PROMPT is popular with some ABA providers, as it supports ABA’s oralist goals.

Oralism is the education of Deaf people through speech rather than through sign language. In disability rights circles, oralism has acquired a broader meaning, namely the specific subcategory of ableism where nondisabled people promote speech over other means of communication that could have made it easier for a disabled person to communicate more fully and effectively.

Ableism is the culture and institutionalised system of discrimination against disabled people, based on unhelpful beliefs about disability.

Learn more

ABA (Applied Behavioural Analysis) is a behaviour modification method.
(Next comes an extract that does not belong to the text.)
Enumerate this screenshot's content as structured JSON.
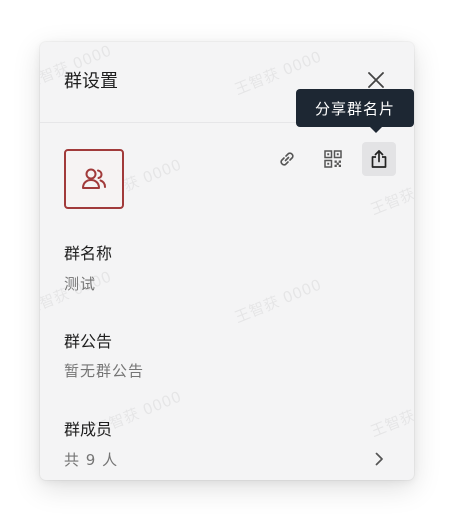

When used against homosexual people, it is known as ‘converstion therapy’. Based on outdated beliefs about autism and used without consent, it remains one of the most widely accepted methods employed against autistic children and adults, especially those with high support needs.

Learn more

Recently an advertisement from a prominent South African ABA company appeared on Facebook. “Apraxia is common in children on the autism spectrum,” said the ad. “Find out more about how PROMPT can help children on the autism spectrum. Children can create new neuro-maps for speech.” The advertisement then went on to promote a book by the company’s founder.

This advertisement is misleading for several reasons. Firstly, it appears to be based on the traditional misconception that autistic people who struggle with speech just have an oral motor problem. This is not what most nonspeaking people are telling us. They describe a problem which goes beyond speech movements alone: a whole-body apraxia.

Secondly, the advertisement ignores the self-reports of ABA survivors who were subjected to PROMPT. Some nonspeaking autistic children benefit from speech therapy, and speech may even become their primary mode of communication. (Autistic artist Paris Subraya, who has always had excellent fine motor skills, is one of them.) But most nonspeaking autists have great difficulty with both gross and fine motor skills, and do not benefit from speech therapy, including PROMPT. Nonspeaking apraxic autists within the Autistic Strategies Network have described their experience with therapists using PROMPT at ABA schools as horrible and disheartening.

Principles and precepts

Apraxia—the brain-body disconnect—is common among nonspeaking autists. Unless we know how to accurately read each other’s minds, communication always involves movement. Therapy should therefore assist with motor planning.

Forcing speech is ableist, and therefore unjust. There are other ways of communicating that work better for some people and under some circumstances. (By reading this typed article, you are recognising that fact!)

Autistic people are different from one another. To get an idea of what works for most, and for the niche groups, we need to listen to many autistic people. If the topic under consideration is communication for nonspeaking autistic people, it stands to reason that we should learn from the many nonspeaking autistic people who are able to communicate effectively about what worked for them and what did not.

For the anxious parent of a nonspeaking autistic child, the choice of therapies is bewildering. Adhering to a few principles can make the difference between years of sadness and a fulfilled life:

  • Value communication over speech.
  • Presume competence.
  • Listen to many nonspeakers when they say what works for them.

The Autistic Strategies Network is a collaborative initiative of both speaking and nonspeaking autistic people. We invite you to listen to nonspeakers and to support Africa’s nonspeaking autistic revolution.